In the News: Evolution--The Heart of the Matter
On December 13, 2001, Abiomed, a medical technology company, posted a press release on their Web site announcing the death of a second AbioCor™ artificial heart recipient. This announcement came just thirteen days after the announcement that the first patient enrolled in the AbioCor™ clinical trial had died. It is with sincere sadness that we convey our sympathy to those families that are mourning the loss of these two individuals. In light of these heart-rending events, however, it is important for us to contemplate the bigger picture. Can man make a replacement heart that works, and if not, why not?

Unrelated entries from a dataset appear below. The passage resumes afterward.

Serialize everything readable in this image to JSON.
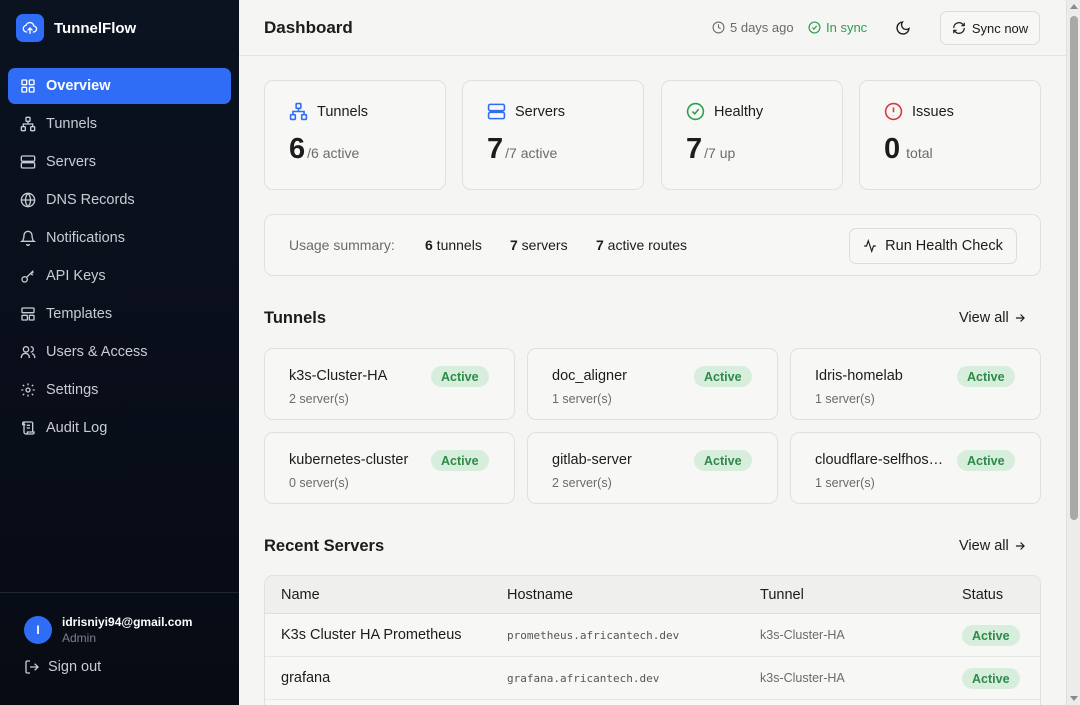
{
  "app": {
    "name": "TunnelFlow"
  },
  "sidebar": {
    "items": [
      {
        "label": "Overview",
        "icon": "grid-icon",
        "active": true
      },
      {
        "label": "Tunnels",
        "icon": "network-icon"
      },
      {
        "label": "Servers",
        "icon": "server-icon"
      },
      {
        "label": "DNS Records",
        "icon": "globe-icon"
      },
      {
        "label": "Notifications",
        "icon": "bell-icon"
      },
      {
        "label": "API Keys",
        "icon": "key-icon"
      },
      {
        "label": "Templates",
        "icon": "layout-icon"
      },
      {
        "label": "Users & Access",
        "icon": "users-icon"
      },
      {
        "label": "Settings",
        "icon": "gear-icon"
      },
      {
        "label": "Audit Log",
        "icon": "scroll-icon"
      }
    ],
    "user": {
      "initial": "I",
      "email": "idrisniyi94@gmail.com",
      "role": "Admin"
    },
    "signout_label": "Sign out"
  },
  "header": {
    "title": "Dashboard",
    "last_sync": "5 days ago",
    "sync_status": "In sync",
    "sync_button": "Sync now"
  },
  "stats": [
    {
      "label": "Tunnels",
      "value": "6",
      "sub": "/6 active",
      "icon": "network-icon",
      "color": "#2f6df6"
    },
    {
      "label": "Servers",
      "value": "7",
      "sub": "/7 active",
      "icon": "server-icon",
      "color": "#2f6df6"
    },
    {
      "label": "Healthy",
      "value": "7",
      "sub": "/7 up",
      "icon": "check-circle-icon",
      "color": "#2e9d4e"
    },
    {
      "label": "Issues",
      "value": "0",
      "sub": "total",
      "icon": "alert-circle-icon",
      "color": "#d9363e"
    }
  ],
  "usage": {
    "label": "Usage summary:",
    "tunnels_count": "6",
    "tunnels_label": " tunnels",
    "servers_count": "7",
    "servers_label": " servers",
    "routes_count": "7",
    "routes_label": " active routes",
    "health_button": "Run Health Check"
  },
  "tunnels_section": {
    "title": "Tunnels",
    "view_all": "View all",
    "items": [
      {
        "name": "k3s-Cluster-HA",
        "servers": "2 server(s)",
        "status": "Active"
      },
      {
        "name": "doc_aligner",
        "servers": "1 server(s)",
        "status": "Active"
      },
      {
        "name": "Idris-homelab",
        "servers": "1 server(s)",
        "status": "Active"
      },
      {
        "name": "kubernetes-cluster",
        "servers": "0 server(s)",
        "status": "Active"
      },
      {
        "name": "gitlab-server",
        "servers": "2 server(s)",
        "status": "Active"
      },
      {
        "name": "cloudflare-selfhosted",
        "servers": "1 server(s)",
        "status": "Active"
      }
    ]
  },
  "servers_section": {
    "title": "Recent Servers",
    "view_all": "View all",
    "columns": [
      "Name",
      "Hostname",
      "Tunnel",
      "Status"
    ],
    "rows": [
      {
        "name": "K3s Cluster HA Prometheus",
        "hostname": "prometheus.africantech.dev",
        "tunnel": "k3s-Cluster-HA",
        "status": "Active"
      },
      {
        "name": "grafana",
        "hostname": "grafana.africantech.dev",
        "tunnel": "k3s-Cluster-HA",
        "status": "Active"
      }
    ]
  },
  "colors": {
    "accent": "#2f6df6",
    "success": "#2e9d4e",
    "danger": "#d9363e",
    "sidebar_bg": "#0b1220"
  }
}
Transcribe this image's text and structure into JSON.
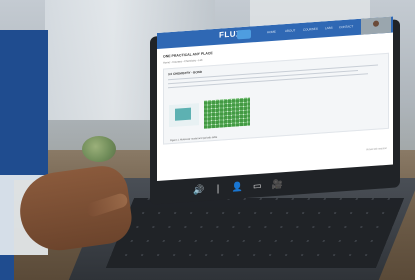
{
  "site": {
    "logo": "FLUX",
    "nav": [
      "HOME",
      "ABOUT",
      "COURSES",
      "LABS",
      "CONTACT"
    ]
  },
  "page": {
    "title": "ONE PRACTICAL ANY PLACE",
    "breadcrumbs": "Home  ›  Courses  ›  Chemistry  ›  Lab",
    "panel_title": "3.0 CHEMISTRY - BOND",
    "caption": "Figure 1. Molecular model and periodic table",
    "footer": "Virtual lab session"
  },
  "icons": {
    "volume": "🔊",
    "pointer": "❘",
    "participants": "👤",
    "screen": "▭",
    "camera": "🎥"
  },
  "colors": {
    "topbar": "#2f68b4",
    "accent": "#1f4c8f"
  }
}
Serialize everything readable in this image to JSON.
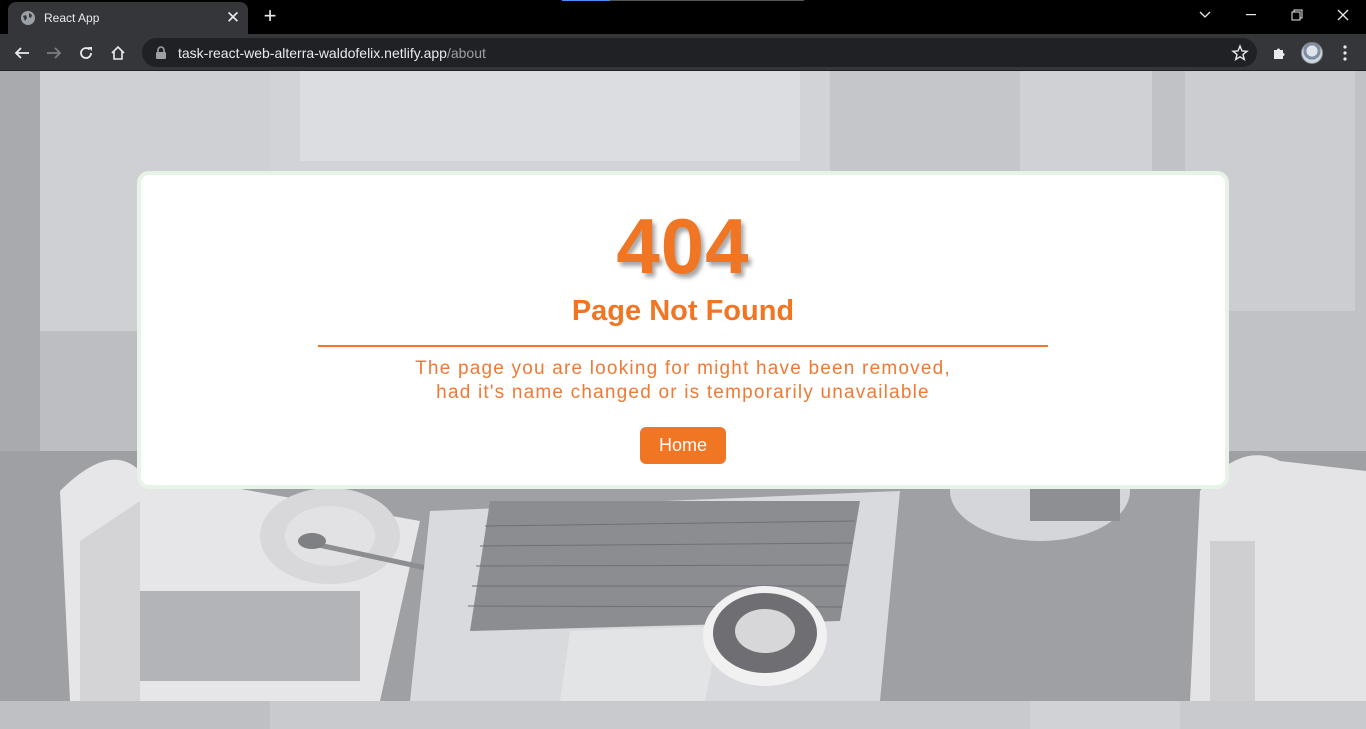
{
  "browser": {
    "tab_title": "React App",
    "url_host": "task-react-web-alterra-waldofelix.netlify.app",
    "url_path": "/about",
    "icons": [
      "globe-icon",
      "close-icon",
      "plus-icon",
      "chevron-down-icon",
      "minimize-icon",
      "restore-icon",
      "close-window-icon",
      "back-arrow-icon",
      "forward-arrow-icon",
      "reload-icon",
      "home-icon",
      "lock-icon",
      "star-icon",
      "puzzle-icon",
      "more-vert-icon"
    ]
  },
  "error_page": {
    "code": "404",
    "title": "Page Not Found",
    "message_line1": "The page you are looking for might have been removed,",
    "message_line2": "had it's name changed or is temporarily unavailable",
    "home_button": "Home"
  },
  "colors": {
    "accent": "#f07623",
    "card_border": "#e8f3e8",
    "chrome_dark": "#35363a",
    "omnibox": "#202124"
  }
}
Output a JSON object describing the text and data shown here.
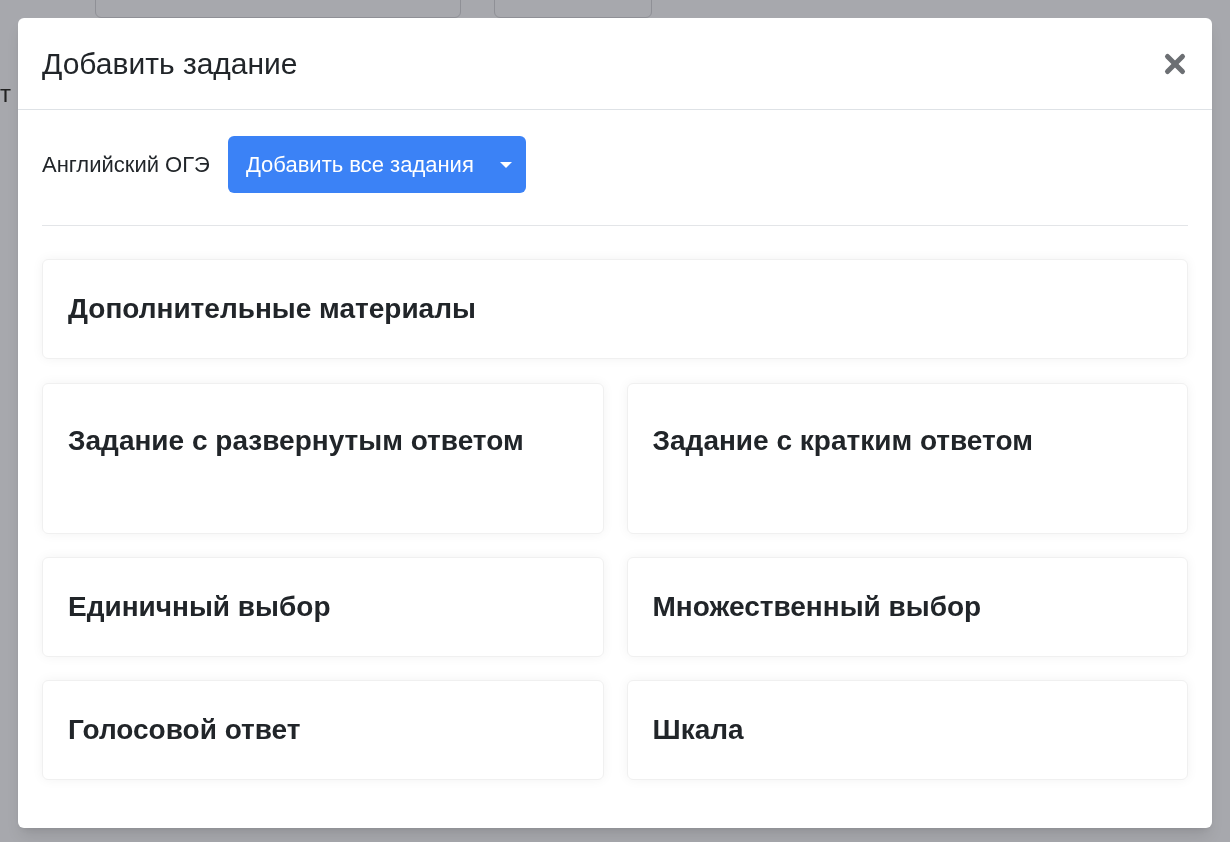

The quest to design and manufacture an artificial heart started during World War II. During this period, medics often were called upon to remove shell fragments from soldiers, and a value suddenly was placed on a heart replacement.
There have been many attempts to create an artificial heart—the most famous being the Jarvik-7. However, patients receiving these artificial hearts all suffered from numerous complications (hemorrhage, stroke, sepsis, etc.). In addition, patients were forced to live a severely restricted lifestyle. The latest attempt is the AbioCor™ Implantable Replacement Heart, which is fabricated from plastic and titanium and weighs less than 2 pounds.
Considering the millions of dollars spent to produce this new artificial heart, and the countless hours of research and development that were required, one would expect that this device would be nothing less than a state-of-the-art wonder! However, Robert Tools, the first patient to receive an AbioCor™ heart, lived only 151 days. The person who received the fourth implant survived only 56 days. Why is this the case? Haven’t evolutionists frequently reminded us that humans “evolved” over millions of years from an amoeba-like creature? If the human heart is merely another product of the naturalistic process of organic evolution (which, by definition, has no direction or intelligent design behind it), then humans (who can direct and design intricate processes) shouldn’t have any problem recreating it, should they? Yet millions of dollars, and countless hours of intense effort by hundreds of highly trained researchers, have been able to extend human life only a hundred days or so?! Could it be that we have not given God enough credit for His ability to design and create the amazing human body?